The Prairie View A&M University Marching Storm performs to millions at 91st Macy’s Thanksgiving Day Parade representing the State of Texas.
This is the PVAMU marching band’s first appearance a at the parade. and the were the only Black college marching band at the parade. The band was selected from 175 applicants as one of 10 bands to march in this year’s parade. The ensemble was the first marching band to perform in front of Macy’s flagship store on 34th Street. Their performance included hits from Michael Jackson and Bruno Mars.
The Marching Storm spent the past 18 months planning for their parade appearance with rehearsals and fundraising events. Band director Dr. Timmey Zachery said in an interview that the band had to raise $600,000 for the nearly 300 band members to cover travel and lodging for the trip.
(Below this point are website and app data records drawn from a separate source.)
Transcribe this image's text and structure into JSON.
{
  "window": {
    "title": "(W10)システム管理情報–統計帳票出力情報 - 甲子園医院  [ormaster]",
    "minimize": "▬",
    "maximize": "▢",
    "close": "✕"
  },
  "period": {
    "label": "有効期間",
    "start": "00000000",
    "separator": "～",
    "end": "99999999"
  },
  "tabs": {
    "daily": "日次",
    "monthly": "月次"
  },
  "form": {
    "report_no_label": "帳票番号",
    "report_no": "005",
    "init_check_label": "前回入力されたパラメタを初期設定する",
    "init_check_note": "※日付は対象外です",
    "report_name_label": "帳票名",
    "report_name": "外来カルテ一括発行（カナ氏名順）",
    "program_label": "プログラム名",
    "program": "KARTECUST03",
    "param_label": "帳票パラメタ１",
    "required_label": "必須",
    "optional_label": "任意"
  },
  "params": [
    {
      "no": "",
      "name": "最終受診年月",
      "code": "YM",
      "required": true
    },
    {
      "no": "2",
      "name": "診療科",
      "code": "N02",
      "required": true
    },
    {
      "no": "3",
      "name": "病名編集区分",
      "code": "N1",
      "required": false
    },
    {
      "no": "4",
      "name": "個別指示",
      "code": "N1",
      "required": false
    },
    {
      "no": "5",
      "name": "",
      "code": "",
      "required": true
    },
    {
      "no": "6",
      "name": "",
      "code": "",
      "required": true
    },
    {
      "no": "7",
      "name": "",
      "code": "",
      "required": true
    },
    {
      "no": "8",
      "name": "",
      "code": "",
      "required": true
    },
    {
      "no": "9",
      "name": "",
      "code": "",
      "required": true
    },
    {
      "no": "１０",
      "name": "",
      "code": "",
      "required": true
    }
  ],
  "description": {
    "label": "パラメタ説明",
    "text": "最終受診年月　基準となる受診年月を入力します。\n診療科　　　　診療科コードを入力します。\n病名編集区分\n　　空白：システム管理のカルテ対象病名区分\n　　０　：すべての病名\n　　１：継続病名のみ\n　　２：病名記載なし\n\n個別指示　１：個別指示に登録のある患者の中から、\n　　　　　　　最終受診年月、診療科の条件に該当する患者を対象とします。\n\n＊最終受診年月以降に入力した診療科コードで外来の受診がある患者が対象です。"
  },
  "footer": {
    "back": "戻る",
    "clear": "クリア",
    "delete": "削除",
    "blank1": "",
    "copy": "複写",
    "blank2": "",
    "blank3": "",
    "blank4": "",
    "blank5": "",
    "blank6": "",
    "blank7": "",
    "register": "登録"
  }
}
“When we found out we were selected, our reaction went from ‘oh my goodness’ to ‘we have a lot of money to raise,’” he said. “We are going to be able to provide the students with a once in a lifetime experience.”
Zachery said that students, alumni and the PVAMU all pitched in to raise the money. The band received donations from corporate sponsors, paid performances and donations. Over the summer, band members even worked at a fireworks stand during the Fourth of July.
“My hope is that we bring a sense of pride that comes with the HBCU,” he said. “We are going to bring excitement, pop music and entertainment. There are really great bands in the parade.”
Like the other bands in the parade, the PVAMU Marching Storm will perform for the national audience during a one minute and 15-second performance in front of Macy’s flagship store on 34th Street. Zachery said the band will perform hit tunes from Bruno Mars, James Brown and Earth, Wind & Fire.
The trip is taking on special meaning for several students in the band who lost so much during Hurricane Harvey, which devastated Houston. PVAMU is only approximately 20 miles away from the disaster area that is still in need of repair. Zachery said coming to the parade will be a positive experience.
“Some students lost everything, from their homes to their cars,” Zachery said. “The experience was emotionally draining for them.”